  • Thornhide Wolves, Onakke Ogre, Oreskos Swiftclaw, and Fire Elemental. Early in the Draft, I prefer securing creatures for my curve over filler spells or random tricks. All of these creatures have perfectly reasonable stats for their cost and should move closer to the “bread and butter of your creature base” category.
  • Oakenform. It’s the best Aura in a color with Satyr Enchanter and Druid of Horns. Also, attacking with a 5/5 vigilant Greenwood Sentinel on turn 3 can randomly win games.

Overrated Cards

Unplayables

Several nice pickups for “collectability reasons” round out the pick order.

My Core Set 2019 Bucket List

Although you don’t have to draft around a theme in a core set, there are still some synergies. Here are 10 inspiring sweet plays, powerful combos, and awesome decks that I want to assemble at least once over the lifetime of this format:

  1. Pump a Novice Knight with Aegis of the Heavens when I control Arcades, the Strategist. Take 10!
  2. Alternatively, just curve Novice Knight into Knight’s Pledge.
  3. Turn-3 Death Baron, turn-4 Skeleton Archer.
  4. Turn-3 Mentor of the Meek, turn-4 Leonin Warleader, turn 5 attack for maximum value.
  5. Have my opponent pick up and read Windreader Sphinx when I try to draw a card off of their flyer. Yes, that’s really what it says.
  6. Draft a deck with three Act of Treason and two Thud.
  7. Use Transmogrifying Wand to upgrade my own Doomed Dissenter or Goblin Instigator.
  8. Use Transmogrifying Wand to turn Nicol Bolas, the Ravager into an Ox.
  9. Kill Hungering Hydra or Phylactery Lich with Suncleanser.
  10. Have a game locked up completely with Patient Rebuilding, only for them to mill Bone Dragon and steal the game.
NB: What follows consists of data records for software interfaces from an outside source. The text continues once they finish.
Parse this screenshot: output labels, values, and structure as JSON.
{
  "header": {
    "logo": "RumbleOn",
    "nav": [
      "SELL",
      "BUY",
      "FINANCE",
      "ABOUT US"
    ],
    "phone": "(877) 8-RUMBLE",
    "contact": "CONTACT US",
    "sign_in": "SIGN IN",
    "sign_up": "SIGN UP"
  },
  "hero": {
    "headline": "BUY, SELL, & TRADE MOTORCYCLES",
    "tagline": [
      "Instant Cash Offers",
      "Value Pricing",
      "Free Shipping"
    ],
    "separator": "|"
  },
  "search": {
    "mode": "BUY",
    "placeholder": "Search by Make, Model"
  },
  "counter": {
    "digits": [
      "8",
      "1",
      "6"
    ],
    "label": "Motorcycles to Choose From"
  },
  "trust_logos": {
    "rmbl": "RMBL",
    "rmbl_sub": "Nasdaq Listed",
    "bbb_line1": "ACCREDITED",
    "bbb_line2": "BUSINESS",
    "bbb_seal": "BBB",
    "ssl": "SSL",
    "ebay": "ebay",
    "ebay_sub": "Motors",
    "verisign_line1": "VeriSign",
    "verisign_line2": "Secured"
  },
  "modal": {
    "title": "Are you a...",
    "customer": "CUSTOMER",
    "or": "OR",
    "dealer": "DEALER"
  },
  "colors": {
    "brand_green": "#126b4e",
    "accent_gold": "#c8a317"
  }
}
Since the prime goal of this aggregate list is to spawn debate, let me know which cards you felt were overrated or underrated. Also, if you have sweet additions to the bucket list, then don’t hesitate to share in the comment section below!